Activity:
A faithful copy of the listing below is required.

Dataset:
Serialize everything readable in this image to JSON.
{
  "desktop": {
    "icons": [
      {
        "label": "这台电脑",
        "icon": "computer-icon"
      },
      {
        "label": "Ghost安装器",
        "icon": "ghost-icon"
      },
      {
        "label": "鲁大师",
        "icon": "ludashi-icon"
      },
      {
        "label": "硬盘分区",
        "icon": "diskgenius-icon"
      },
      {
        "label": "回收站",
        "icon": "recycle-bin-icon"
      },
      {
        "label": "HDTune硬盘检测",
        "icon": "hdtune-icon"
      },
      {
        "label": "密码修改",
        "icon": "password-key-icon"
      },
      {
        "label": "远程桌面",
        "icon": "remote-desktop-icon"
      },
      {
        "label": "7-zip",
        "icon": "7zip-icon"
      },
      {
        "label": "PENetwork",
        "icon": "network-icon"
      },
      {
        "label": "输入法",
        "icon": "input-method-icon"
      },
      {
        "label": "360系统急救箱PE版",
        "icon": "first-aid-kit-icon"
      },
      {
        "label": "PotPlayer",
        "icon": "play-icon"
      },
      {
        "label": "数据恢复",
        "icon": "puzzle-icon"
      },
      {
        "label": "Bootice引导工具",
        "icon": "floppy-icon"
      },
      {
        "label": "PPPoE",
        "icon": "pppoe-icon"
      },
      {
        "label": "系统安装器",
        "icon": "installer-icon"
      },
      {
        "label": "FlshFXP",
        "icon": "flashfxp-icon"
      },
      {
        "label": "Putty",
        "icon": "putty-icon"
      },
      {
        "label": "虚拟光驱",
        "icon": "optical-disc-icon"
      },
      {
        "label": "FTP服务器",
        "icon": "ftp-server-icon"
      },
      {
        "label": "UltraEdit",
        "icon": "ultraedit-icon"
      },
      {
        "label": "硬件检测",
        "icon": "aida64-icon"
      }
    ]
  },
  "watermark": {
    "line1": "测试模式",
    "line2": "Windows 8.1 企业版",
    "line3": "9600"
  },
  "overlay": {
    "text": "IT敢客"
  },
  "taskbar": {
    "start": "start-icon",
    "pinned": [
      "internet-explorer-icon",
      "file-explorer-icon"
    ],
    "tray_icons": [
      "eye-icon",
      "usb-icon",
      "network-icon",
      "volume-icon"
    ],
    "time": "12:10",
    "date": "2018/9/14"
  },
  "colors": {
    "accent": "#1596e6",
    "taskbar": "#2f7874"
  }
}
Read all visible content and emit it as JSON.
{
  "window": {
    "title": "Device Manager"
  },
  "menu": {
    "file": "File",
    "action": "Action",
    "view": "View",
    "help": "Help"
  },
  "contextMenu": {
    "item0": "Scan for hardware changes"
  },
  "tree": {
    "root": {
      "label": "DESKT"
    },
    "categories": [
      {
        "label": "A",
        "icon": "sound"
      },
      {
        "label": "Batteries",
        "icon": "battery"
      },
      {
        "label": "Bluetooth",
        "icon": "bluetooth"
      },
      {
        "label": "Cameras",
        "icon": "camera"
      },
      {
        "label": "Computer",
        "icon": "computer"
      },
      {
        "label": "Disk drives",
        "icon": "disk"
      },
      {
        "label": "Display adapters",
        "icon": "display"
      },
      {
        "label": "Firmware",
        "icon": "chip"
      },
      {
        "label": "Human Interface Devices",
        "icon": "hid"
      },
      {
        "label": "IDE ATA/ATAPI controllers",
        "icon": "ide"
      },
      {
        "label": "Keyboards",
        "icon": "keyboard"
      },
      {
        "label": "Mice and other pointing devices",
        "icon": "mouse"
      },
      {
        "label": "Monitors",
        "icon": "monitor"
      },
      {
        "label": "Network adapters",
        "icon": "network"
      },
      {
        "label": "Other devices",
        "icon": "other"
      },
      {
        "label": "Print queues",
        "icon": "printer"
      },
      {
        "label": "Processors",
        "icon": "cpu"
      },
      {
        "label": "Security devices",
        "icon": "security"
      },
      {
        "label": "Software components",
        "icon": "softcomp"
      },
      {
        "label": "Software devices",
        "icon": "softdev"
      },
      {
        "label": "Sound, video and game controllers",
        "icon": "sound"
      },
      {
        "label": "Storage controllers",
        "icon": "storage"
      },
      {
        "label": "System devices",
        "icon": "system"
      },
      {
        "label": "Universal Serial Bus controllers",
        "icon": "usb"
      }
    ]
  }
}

Result of the task:
Serialize everything readable in this image to JSON.
{
  "desktop": {
    "icons": [
      {
        "label": "这台电脑",
        "icon": "computer-icon"
      },
      {
        "label": "Ghost安装器",
        "icon": "ghost-icon"
      },
      {
        "label": "鲁大师",
        "icon": "ludashi-icon"
      },
      {
        "label": "硬盘分区",
        "icon": "diskgenius-icon"
      },
      {
        "label": "回收站",
        "icon": "recycle-bin-icon"
      },
      {
        "label": "HDTune硬盘检测",
        "icon": "hdtune-icon"
      },
      {
        "label": "密码修改",
        "icon": "password-key-icon"
      },
      {
        "label": "远程桌面",
        "icon": "remote-desktop-icon"
      },
      {
        "label": "7-zip",
        "icon": "7zip-icon"
      },
      {
        "label": "PENetwork",
        "icon": "network-icon"
      },
      {
        "label": "输入法",
        "icon": "input-method-icon"
      },
      {
        "label": "360系统急救箱PE版",
        "icon": "first-aid-kit-icon"
      },
      {
        "label": "PotPlayer",
        "icon": "play-icon"
      },
      {
        "label": "数据恢复",
        "icon": "puzzle-icon"
      },
      {
        "label": "Bootice引导工具",
        "icon": "floppy-icon"
      },
      {
        "label": "PPPoE",
        "icon": "pppoe-icon"
      },
      {
        "label": "系统安装器",
        "icon": "installer-icon"
      },
      {
        "label": "FlshFXP",
        "icon": "flashfxp-icon"
      },
      {
        "label": "Putty",
        "icon": "putty-icon"
      },
      {
        "label": "虚拟光驱",
        "icon": "optical-disc-icon"
      },
      {
        "label": "FTP服务器",
        "icon": "ftp-server-icon"
      },
      {
        "label": "UltraEdit",
        "icon": "ultraedit-icon"
      },
      {
        "label": "硬件检测",
        "icon": "aida64-icon"
      }
    ]
  },
  "watermark": {
    "line1": "测试模式",
    "line2": "Windows 8.1 企业版",
    "line3": "9600"
  },
  "overlay": {
    "text": "IT敢客"
  },
  "taskbar": {
    "start": "start-icon",
    "pinned": [
      "internet-explorer-icon",
      "file-explorer-icon"
    ],
    "tray_icons": [
      "eye-icon",
      "usb-icon",
      "network-icon",
      "volume-icon"
    ],
    "time": "12:10",
    "date": "2018/9/14"
  },
  "colors": {
    "accent": "#1596e6",
    "taskbar": "#2f7874"
  }
}
Read all visible content and emit it as JSON.
{
  "window": {
    "title": "Device Manager"
  },
  "menu": {
    "file": "File",
    "action": "Action",
    "view": "View",
    "help": "Help"
  },
  "contextMenu": {
    "item0": "Scan for hardware changes"
  },
  "tree": {
    "root": {
      "label": "DESKT"
    },
    "categories": [
      {
        "label": "A",
        "icon": "sound"
      },
      {
        "label": "Batteries",
        "icon": "battery"
      },
      {
        "label": "Bluetooth",
        "icon": "bluetooth"
      },
      {
        "label": "Cameras",
        "icon": "camera"
      },
      {
        "label": "Computer",
        "icon": "computer"
      },
      {
        "label": "Disk drives",
        "icon": "disk"
      },
      {
        "label": "Display adapters",
        "icon": "display"
      },
      {
        "label": "Firmware",
        "icon": "chip"
      },
      {
        "label": "Human Interface Devices",
        "icon": "hid"
      },
      {
        "label": "IDE ATA/ATAPI controllers",
        "icon": "ide"
      },
      {
        "label": "Keyboards",
        "icon": "keyboard"
      },
      {
        "label": "Mice and other pointing devices",
        "icon": "mouse"
      },
      {
        "label": "Monitors",
        "icon": "monitor"
      },
      {
        "label": "Network adapters",
        "icon": "network"
      },
      {
        "label": "Other devices",
        "icon": "other"
      },
      {
        "label": "Print queues",
        "icon": "printer"
      },
      {
        "label": "Processors",
        "icon": "cpu"
      },
      {
        "label": "Security devices",
        "icon": "security"
      },
      {
        "label": "Software components",
        "icon": "softcomp"
      },
      {
        "label": "Software devices",
        "icon": "softdev"
      },
      {
        "label": "Sound, video and game controllers",
        "icon": "sound"
      },
      {
        "label": "Storage controllers",
        "icon": "storage"
      },
      {
        "label": "System devices",
        "icon": "system"
      },
      {
        "label": "Universal Serial Bus controllers",
        "icon": "usb"
      }
    ]
  }
}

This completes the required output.